BT Financial Group contributed a decent lump to Westpac’s strong half-yearly results, which were released yesterday.
While Westpac made $3.62 billion in the six months to the end of March increasing the half-year profits by 10%, BT went a step further and posted a 21% increase on the same period last year.
It maintained its number one ranking in the market across all platforms.
These cash earnings of $438 million added a significant contribution to the impressive results of its parent Westpac.
Within BT, the life insurance sector performed particularly strongly, with 1450 claims paid to the value of $85 million.
The growth in this sector has been very solid, BT Life Insurance head Phil Hay told Wealth Professional
He said in terms of individual retail sales, BT Life Insurance posted an increase of 14.2% against a market average of 2.7%. Total inflow was 19.2% against the market, which is 8.8%.
“We’ve gone six times systems growth,” Hay said “It’s good, strong growth and the lapse rates are continuing to outperform as well.
Hay puts BT Life’s success down to a long-established management team, continuing innovation, and recognising the need to constantly be relevant to advisers.
“Going through the products we’ve had a strong focus on continuing to innovate and using the product innovation to assist financial advisers in [a way] that resonates with them just as much as the customers,” he said.
Another point of success has been a strong focus on the BT Life’s claims process. It puts itself through regular independent reviews – the latest of which was a few months ago. For the past three years it has held an A star rating.
“The proof point is in what can be a customer’s darkest hours they get the whole holistic package,” Hay said. “It’s making sure that every claimant is treated on their own merits. It’s all really personalised and with the full involvement of the advisers.”
Looking forward, BT Life’s focus will continue to be on profit and sustainability, however it will continue to make its services more accessible and relevant to advisers, he said.

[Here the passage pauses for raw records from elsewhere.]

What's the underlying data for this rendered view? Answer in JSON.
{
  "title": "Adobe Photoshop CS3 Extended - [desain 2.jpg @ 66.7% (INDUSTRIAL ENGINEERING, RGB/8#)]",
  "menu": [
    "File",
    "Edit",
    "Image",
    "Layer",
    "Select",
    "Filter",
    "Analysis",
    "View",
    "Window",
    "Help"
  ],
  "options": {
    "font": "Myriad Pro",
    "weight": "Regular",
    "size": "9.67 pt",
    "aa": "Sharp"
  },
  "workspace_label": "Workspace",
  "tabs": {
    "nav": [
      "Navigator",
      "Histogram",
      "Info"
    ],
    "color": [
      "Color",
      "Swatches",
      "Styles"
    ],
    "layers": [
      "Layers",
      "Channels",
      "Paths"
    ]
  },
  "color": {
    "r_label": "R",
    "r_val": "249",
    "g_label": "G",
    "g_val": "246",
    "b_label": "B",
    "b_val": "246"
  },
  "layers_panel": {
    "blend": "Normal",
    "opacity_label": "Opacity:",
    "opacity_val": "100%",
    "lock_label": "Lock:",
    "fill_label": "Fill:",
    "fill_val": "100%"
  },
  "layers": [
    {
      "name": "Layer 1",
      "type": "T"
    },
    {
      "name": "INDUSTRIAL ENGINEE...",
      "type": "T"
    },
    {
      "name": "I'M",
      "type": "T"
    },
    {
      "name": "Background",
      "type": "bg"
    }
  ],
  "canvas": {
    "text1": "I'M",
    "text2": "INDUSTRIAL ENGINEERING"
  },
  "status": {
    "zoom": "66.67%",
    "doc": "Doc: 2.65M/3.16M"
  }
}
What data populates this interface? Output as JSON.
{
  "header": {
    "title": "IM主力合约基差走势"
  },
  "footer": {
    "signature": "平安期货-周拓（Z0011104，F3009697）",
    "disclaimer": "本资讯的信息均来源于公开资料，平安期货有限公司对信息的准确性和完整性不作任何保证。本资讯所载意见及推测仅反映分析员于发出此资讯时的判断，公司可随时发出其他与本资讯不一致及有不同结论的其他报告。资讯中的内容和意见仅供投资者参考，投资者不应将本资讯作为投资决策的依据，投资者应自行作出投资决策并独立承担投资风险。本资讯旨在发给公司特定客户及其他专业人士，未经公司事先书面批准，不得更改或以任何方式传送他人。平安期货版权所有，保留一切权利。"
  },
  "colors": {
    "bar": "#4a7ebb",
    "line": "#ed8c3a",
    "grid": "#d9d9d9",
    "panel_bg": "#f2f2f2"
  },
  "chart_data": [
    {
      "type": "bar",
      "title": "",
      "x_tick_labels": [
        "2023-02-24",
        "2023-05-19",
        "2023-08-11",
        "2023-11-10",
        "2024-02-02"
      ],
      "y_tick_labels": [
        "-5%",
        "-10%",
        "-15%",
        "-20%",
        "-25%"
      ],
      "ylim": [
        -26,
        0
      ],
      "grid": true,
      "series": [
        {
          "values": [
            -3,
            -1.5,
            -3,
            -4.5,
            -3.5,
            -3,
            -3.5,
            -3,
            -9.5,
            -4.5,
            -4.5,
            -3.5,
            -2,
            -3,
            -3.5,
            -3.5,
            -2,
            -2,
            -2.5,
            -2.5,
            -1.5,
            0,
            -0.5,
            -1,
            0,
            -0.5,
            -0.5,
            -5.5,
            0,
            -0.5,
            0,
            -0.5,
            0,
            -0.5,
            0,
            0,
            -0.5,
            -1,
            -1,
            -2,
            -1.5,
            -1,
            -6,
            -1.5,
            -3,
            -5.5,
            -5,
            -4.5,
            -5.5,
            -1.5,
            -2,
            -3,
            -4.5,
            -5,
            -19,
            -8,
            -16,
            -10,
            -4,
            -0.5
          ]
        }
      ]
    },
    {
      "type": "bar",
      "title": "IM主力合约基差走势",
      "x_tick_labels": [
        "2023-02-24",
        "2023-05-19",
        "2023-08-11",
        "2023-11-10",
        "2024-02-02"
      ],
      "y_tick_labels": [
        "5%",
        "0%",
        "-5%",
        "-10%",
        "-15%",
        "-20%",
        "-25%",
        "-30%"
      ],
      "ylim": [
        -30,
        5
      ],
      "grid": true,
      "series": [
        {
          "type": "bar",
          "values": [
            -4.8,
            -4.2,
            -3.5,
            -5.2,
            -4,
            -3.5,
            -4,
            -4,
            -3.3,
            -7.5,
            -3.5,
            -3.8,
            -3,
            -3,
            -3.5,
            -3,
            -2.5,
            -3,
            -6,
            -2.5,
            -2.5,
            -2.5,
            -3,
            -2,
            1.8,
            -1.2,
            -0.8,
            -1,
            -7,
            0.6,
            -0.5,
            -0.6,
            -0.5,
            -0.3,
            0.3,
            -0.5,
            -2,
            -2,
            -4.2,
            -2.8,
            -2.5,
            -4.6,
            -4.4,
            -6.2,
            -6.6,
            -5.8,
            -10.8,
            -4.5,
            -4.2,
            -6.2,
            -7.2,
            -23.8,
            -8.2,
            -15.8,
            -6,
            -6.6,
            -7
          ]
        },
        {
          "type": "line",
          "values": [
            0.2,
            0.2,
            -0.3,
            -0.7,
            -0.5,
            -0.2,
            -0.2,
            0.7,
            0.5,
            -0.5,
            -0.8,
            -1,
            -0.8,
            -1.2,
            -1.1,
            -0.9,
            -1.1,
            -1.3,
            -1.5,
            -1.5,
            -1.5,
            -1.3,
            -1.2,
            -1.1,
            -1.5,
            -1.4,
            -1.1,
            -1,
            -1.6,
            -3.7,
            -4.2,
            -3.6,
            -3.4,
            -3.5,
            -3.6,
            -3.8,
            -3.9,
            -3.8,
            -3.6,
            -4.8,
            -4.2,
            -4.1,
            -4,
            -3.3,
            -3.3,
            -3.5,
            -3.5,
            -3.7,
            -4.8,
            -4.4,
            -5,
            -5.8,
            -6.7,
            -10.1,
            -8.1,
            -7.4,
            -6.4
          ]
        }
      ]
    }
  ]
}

“You’re always looking to what is the next innovation, and how can we simplify it.”